TASK TO COMPLETE
Using the records below, filter out every line that lacks "icon" and copy the rest.

RECORDS FOR PROCESSING
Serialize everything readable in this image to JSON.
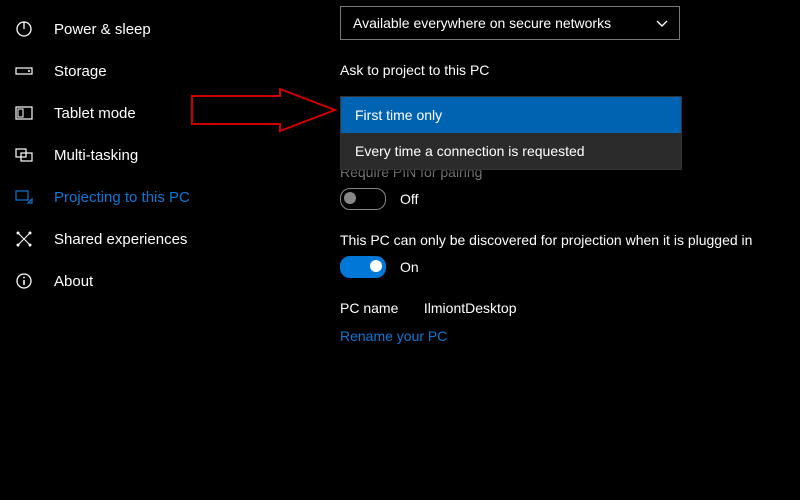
{
  "sidebar": {
    "items": [
      {
        "label": "Power & sleep",
        "icon": "power-icon",
        "active": false
      },
      {
        "label": "Storage",
        "icon": "storage-icon",
        "active": false
      },
      {
        "label": "Tablet mode",
        "icon": "tablet-icon",
        "active": false
      },
      {
        "label": "Multi-tasking",
        "icon": "multitask-icon",
        "active": false
      },
      {
        "label": "Projecting to this PC",
        "icon": "project-icon",
        "active": true
      },
      {
        "label": "Shared experiences",
        "icon": "shared-icon",
        "active": false
      },
      {
        "label": "About",
        "icon": "about-icon",
        "active": false
      }
    ]
  },
  "main": {
    "availability_dropdown": {
      "selected": "Available everywhere on secure networks"
    },
    "ask_label": "Ask to project to this PC",
    "ask_options": [
      {
        "label": "First time only",
        "selected": true
      },
      {
        "label": "Every time a connection is requested",
        "selected": false
      }
    ],
    "pin_label": "Require PIN for pairing",
    "pin_toggle": {
      "state": "off",
      "text": "Off"
    },
    "discover_label": "This PC can only be discovered for projection when it is plugged in",
    "discover_toggle": {
      "state": "on",
      "text": "On"
    },
    "pcname_key": "PC name",
    "pcname_value": "IlmiontDesktop",
    "rename_link": "Rename your PC"
  },
  "annotation": {
    "type": "arrow",
    "color": "#d00000"
  }
}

THE COMPLETED TASK
        "icon": "power-icon",
        "icon": "storage-icon",
        "icon": "tablet-icon",
        "icon": "multitask-icon",
        "icon": "project-icon",
        "icon": "shared-icon",
        "icon": "about-icon",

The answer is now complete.